EMV stands for Europay, MasterCard and Visa, a global standard for inter-operation of integrated circuit cards (IC cards or “chip cards”) and IC card capable point of sale (POS) terminals* and automated teller machines (ATMs), for authenticating credit and debit card transactions.
A mandate is something the payment network expects compliance with, e.g. a requirement, without which you cannot accept credit cards. EMV IS NOT A MANDATE.
So what is EMV? It is actually a liability shift.
By liability shift the payment networks mean that a non-EMV compliant party will be liable in the event that an EMV chip card is used at a non-EMV-capable terminal, and the resulting transaction is determined to be counterfeit fraud. In plain English, if you accept a counterfeit chip card, you, the merchant, may be liable for that charge. What determines who is liable for the counterfeit charge is who is the least compliant. If you as a merchant don’t have the ability to accept EMV cards, and someone fraudulently uses a card at your location, then you are liable for the funds and any fees or fines associated.

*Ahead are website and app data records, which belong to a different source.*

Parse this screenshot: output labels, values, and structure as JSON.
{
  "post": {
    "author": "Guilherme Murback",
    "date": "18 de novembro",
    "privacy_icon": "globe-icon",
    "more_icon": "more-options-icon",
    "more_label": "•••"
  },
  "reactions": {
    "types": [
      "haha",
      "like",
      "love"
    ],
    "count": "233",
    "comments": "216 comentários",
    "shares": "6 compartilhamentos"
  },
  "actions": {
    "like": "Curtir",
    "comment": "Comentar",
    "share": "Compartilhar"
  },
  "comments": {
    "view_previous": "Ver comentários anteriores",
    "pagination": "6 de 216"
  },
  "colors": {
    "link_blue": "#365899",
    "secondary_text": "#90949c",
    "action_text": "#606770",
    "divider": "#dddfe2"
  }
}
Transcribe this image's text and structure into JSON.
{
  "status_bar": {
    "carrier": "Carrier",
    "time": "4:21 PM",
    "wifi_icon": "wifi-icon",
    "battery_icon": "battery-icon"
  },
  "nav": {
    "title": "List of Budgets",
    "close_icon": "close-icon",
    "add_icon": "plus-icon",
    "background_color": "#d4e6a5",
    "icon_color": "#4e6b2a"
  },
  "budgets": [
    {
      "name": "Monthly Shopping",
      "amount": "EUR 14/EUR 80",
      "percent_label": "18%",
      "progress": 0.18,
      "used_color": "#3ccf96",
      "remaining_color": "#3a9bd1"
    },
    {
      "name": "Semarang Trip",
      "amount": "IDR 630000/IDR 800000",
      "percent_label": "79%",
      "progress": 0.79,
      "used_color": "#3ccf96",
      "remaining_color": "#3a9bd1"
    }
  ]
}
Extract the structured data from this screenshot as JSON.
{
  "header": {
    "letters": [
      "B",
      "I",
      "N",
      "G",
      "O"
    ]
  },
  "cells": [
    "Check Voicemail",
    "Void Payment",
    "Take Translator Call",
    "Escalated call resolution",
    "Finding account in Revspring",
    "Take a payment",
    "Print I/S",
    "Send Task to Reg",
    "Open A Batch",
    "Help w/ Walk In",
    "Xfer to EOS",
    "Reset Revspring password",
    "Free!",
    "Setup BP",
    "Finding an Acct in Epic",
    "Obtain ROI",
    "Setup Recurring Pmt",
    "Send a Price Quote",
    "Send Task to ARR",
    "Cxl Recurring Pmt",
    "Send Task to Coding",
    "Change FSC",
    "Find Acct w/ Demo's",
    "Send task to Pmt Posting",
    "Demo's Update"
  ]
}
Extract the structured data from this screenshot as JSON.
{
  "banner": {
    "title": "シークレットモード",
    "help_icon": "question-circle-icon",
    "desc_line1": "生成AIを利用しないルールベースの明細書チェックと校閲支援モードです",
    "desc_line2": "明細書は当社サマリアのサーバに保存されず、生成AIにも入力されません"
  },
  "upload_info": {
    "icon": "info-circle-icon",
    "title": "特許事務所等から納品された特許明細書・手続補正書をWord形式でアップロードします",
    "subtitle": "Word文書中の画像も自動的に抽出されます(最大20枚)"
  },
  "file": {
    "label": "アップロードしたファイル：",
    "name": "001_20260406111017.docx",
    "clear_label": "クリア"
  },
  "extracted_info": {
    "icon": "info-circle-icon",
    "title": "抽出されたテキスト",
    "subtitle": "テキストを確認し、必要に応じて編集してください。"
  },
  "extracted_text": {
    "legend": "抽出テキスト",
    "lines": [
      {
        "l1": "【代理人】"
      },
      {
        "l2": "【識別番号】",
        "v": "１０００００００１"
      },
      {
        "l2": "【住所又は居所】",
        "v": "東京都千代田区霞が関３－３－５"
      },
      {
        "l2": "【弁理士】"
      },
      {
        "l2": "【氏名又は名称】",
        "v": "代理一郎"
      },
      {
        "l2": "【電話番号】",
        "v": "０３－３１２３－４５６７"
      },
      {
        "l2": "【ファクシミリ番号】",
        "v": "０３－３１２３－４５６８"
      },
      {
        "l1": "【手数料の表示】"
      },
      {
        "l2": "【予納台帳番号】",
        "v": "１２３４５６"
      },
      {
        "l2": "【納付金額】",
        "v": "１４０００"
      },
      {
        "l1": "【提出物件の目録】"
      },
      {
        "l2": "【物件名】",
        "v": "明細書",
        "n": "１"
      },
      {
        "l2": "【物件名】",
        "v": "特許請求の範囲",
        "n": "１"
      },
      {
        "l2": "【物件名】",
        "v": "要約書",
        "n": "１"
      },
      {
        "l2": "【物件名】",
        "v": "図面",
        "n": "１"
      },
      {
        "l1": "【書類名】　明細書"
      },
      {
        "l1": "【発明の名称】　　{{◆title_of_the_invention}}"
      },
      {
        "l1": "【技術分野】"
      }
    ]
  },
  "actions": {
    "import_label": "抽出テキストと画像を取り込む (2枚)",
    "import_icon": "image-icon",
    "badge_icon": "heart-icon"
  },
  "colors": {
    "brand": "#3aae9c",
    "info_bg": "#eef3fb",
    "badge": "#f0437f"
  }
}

However, if you do have the capability, but the cardholders bank hasn’t issued them an EMV card, or the processor hasn’t adopted EMV standards, then the liability switches back onto the issuing bank or processor.
Each acquirer (an acquirer is generally seen as the bank or entity that the merchant uses to process their payment card transactions) must assess their situation to determine if and when it makes sense for them to migrate to EMV. Not all banks/processors (acquirers) are going to make the immediate switch to EMV. If, for example, they deem that fraudulent transactions are an extremely small percentage of an acquirer’s transaction volume, the acquirer may decide to defer upgrading until a later date; they therefore accept the risk that they may accept a transaction initiated by a counterfeit EMV chip card and as a result they may be liable for that counterfeit fraud.